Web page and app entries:
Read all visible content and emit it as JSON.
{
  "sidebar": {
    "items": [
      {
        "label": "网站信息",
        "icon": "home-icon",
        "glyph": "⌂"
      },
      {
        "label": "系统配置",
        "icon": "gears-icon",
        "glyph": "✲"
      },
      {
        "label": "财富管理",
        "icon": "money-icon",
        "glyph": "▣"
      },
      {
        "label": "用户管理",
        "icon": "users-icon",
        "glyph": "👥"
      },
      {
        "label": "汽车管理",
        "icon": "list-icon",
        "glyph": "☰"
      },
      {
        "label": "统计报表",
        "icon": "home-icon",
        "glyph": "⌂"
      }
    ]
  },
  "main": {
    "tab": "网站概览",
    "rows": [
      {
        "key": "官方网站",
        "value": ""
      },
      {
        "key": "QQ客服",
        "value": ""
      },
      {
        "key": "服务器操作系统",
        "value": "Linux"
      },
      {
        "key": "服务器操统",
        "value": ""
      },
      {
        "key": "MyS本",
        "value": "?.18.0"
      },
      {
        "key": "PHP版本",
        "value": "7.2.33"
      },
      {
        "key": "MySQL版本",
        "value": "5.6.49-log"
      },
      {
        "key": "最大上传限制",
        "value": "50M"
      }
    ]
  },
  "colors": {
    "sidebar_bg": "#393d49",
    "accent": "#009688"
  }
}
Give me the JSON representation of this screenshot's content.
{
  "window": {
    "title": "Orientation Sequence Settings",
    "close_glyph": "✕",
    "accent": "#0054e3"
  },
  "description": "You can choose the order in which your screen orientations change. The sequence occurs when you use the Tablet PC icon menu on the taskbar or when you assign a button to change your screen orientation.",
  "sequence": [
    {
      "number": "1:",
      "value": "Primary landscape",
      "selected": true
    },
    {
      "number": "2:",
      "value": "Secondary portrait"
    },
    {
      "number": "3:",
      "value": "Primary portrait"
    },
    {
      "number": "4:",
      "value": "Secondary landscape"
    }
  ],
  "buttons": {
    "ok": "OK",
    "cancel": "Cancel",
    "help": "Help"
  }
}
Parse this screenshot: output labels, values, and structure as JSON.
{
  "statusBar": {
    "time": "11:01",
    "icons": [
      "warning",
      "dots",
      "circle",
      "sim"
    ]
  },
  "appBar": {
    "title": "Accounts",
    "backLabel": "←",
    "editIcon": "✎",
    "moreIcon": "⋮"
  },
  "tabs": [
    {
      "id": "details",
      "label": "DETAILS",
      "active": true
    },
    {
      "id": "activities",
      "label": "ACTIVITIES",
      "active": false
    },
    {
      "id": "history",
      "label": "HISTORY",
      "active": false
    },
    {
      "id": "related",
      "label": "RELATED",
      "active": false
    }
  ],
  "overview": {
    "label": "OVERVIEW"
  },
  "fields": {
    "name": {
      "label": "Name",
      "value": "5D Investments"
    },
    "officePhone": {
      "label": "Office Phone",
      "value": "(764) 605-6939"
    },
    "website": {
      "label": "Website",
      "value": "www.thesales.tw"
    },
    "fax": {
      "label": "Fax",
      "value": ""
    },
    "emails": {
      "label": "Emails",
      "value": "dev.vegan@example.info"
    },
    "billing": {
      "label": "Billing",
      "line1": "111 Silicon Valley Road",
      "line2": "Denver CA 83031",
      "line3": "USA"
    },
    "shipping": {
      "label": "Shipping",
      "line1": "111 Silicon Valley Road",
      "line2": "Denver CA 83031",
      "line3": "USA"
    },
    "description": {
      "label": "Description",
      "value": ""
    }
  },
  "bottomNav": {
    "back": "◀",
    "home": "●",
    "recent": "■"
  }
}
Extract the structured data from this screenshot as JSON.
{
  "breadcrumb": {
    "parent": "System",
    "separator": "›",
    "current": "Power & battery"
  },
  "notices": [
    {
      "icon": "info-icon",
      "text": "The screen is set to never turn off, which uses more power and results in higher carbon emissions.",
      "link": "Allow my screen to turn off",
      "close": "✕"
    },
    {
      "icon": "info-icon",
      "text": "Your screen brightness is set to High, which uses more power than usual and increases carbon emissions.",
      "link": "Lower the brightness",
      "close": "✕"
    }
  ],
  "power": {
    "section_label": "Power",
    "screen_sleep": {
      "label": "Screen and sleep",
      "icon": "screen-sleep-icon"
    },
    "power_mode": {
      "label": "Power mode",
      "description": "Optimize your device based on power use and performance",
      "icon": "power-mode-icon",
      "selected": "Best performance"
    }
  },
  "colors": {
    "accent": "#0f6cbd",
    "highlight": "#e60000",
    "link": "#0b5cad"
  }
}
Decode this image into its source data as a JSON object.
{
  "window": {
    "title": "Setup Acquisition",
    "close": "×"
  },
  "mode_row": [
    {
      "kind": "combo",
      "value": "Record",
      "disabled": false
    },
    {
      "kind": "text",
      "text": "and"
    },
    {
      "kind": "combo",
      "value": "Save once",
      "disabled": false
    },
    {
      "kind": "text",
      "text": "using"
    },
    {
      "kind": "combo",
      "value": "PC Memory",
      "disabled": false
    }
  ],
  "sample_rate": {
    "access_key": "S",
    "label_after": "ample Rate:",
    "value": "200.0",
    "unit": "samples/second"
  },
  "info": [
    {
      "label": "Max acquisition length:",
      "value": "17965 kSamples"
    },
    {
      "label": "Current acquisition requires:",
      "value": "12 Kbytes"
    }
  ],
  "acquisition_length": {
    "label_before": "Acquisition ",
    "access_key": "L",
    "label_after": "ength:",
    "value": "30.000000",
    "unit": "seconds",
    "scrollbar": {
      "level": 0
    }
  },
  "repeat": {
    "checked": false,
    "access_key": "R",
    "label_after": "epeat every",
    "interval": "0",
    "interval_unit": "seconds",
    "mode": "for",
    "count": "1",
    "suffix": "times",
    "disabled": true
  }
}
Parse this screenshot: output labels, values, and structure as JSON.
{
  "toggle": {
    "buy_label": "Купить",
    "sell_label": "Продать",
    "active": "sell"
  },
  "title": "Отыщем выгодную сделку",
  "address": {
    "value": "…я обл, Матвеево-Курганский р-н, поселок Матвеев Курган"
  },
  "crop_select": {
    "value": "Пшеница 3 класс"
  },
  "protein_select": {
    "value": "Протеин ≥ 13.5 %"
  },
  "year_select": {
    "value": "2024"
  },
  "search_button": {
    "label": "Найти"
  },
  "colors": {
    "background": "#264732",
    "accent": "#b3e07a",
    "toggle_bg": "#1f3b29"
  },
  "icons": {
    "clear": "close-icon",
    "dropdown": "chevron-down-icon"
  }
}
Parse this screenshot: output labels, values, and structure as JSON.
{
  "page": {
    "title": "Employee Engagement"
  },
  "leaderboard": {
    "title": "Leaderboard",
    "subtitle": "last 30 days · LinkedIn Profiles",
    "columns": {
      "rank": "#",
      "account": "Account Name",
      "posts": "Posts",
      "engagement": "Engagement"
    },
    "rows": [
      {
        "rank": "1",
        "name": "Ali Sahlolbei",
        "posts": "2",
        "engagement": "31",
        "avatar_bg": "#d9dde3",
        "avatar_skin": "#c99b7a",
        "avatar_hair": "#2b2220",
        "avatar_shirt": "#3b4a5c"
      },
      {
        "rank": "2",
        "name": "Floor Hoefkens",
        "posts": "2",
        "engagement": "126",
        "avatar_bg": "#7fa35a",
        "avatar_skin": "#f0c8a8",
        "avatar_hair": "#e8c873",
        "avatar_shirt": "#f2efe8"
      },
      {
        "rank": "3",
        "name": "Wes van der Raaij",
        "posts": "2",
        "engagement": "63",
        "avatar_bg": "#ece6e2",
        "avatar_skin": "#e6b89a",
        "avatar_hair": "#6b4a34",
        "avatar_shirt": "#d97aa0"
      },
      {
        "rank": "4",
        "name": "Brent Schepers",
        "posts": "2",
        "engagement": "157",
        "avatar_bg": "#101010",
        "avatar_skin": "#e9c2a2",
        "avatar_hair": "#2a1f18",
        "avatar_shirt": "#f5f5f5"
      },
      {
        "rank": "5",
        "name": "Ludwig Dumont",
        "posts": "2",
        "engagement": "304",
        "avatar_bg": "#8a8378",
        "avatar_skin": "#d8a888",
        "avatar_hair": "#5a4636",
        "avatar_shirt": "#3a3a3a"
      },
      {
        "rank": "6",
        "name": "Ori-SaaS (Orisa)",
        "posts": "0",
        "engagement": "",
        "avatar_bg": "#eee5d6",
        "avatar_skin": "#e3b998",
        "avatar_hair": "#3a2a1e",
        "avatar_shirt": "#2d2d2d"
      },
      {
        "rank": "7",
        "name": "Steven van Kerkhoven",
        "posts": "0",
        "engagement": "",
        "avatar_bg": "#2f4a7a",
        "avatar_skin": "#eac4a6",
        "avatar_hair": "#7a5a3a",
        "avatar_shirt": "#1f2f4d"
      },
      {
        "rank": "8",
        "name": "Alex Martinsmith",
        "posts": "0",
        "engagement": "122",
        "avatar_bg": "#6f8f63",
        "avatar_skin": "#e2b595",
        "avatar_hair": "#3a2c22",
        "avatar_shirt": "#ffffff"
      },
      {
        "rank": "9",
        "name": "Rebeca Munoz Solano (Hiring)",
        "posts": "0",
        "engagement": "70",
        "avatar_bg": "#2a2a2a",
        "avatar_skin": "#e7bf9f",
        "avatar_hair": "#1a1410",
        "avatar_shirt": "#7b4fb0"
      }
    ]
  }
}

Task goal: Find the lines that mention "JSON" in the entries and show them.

Response area:
Read all visible content and emit it as JSON.
Give me the JSON representation of this screenshot's content.
Parse this screenshot: output labels, values, and structure as JSON.
Extract the structured data from this screenshot as JSON.
Decode this image into its source data as a JSON object.
Parse this screenshot: output labels, values, and structure as JSON.
Parse this screenshot: output labels, values, and structure as JSON.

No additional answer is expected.